Dataset extract =>
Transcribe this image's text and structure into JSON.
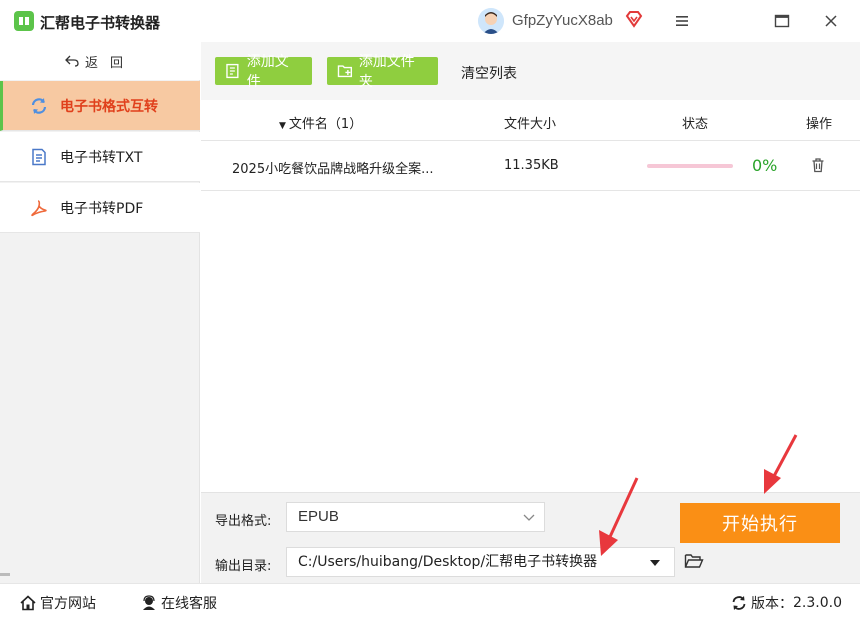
{
  "app": {
    "title": "汇帮电子书转换器",
    "username": "GfpZyYucX8ab"
  },
  "sidebar": {
    "back_label": "返回",
    "items": [
      {
        "label": "电子书格式互转",
        "icon": "sync-icon",
        "active": true
      },
      {
        "label": "电子书转TXT",
        "icon": "document-icon",
        "active": false
      },
      {
        "label": "电子书转PDF",
        "icon": "pdf-icon",
        "active": false
      }
    ]
  },
  "toolbar": {
    "add_file": "添加文件",
    "add_folder": "添加文件夹",
    "clear_list": "清空列表"
  },
  "table": {
    "headers": {
      "name": "文件名（1）",
      "size": "文件大小",
      "status": "状态",
      "action": "操作"
    },
    "rows": [
      {
        "name": "2025小吃餐饮品牌战略升级全案...",
        "size": "11.35KB",
        "percent": "0%",
        "progress": 0
      }
    ]
  },
  "settings": {
    "format_label": "导出格式:",
    "format_value": "EPUB",
    "dir_label": "输出目录:",
    "dir_value": "C:/Users/huibang/Desktop/汇帮电子书转换器",
    "start_label": "开始执行"
  },
  "footer": {
    "website": "官方网站",
    "support": "在线客服",
    "version_label": "版本：",
    "version": "2.3.0.0"
  },
  "colors": {
    "accent_green": "#8fce3f",
    "start_orange": "#fa8f15",
    "active_bg": "#f7c9a2",
    "active_text": "#e0401c",
    "percent_green": "#2aa32a",
    "arrow_red": "#e8383d"
  }
}
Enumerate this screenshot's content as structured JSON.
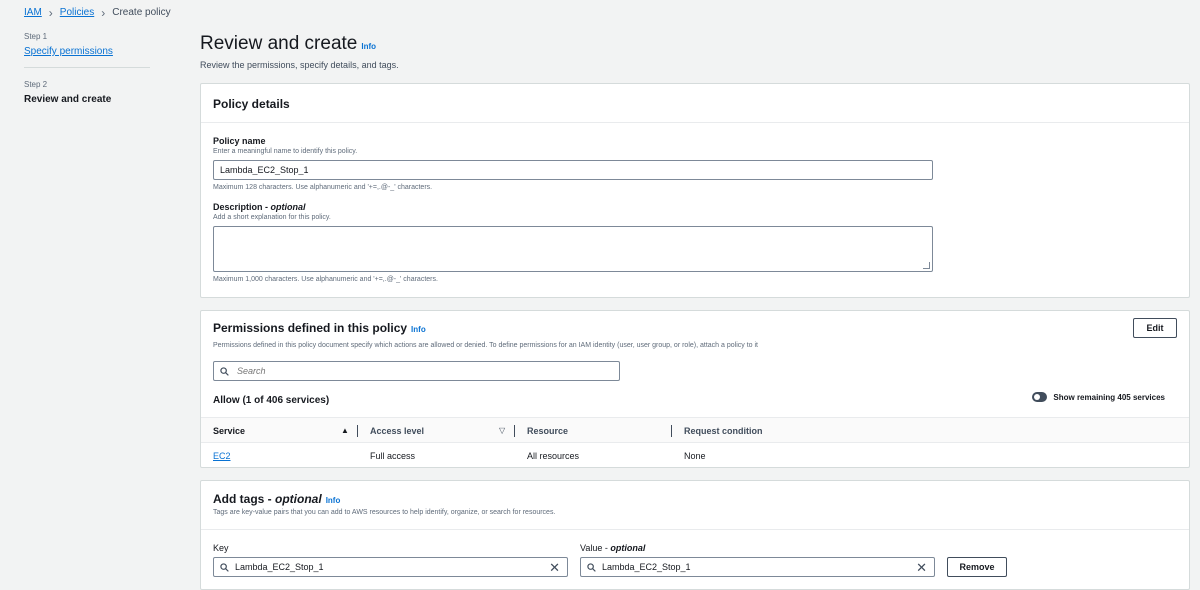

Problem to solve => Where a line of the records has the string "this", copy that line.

Finished exercise =>
Transcribe this image's text and structure into JSON.
Enumerate this screenshot's content as structured JSON.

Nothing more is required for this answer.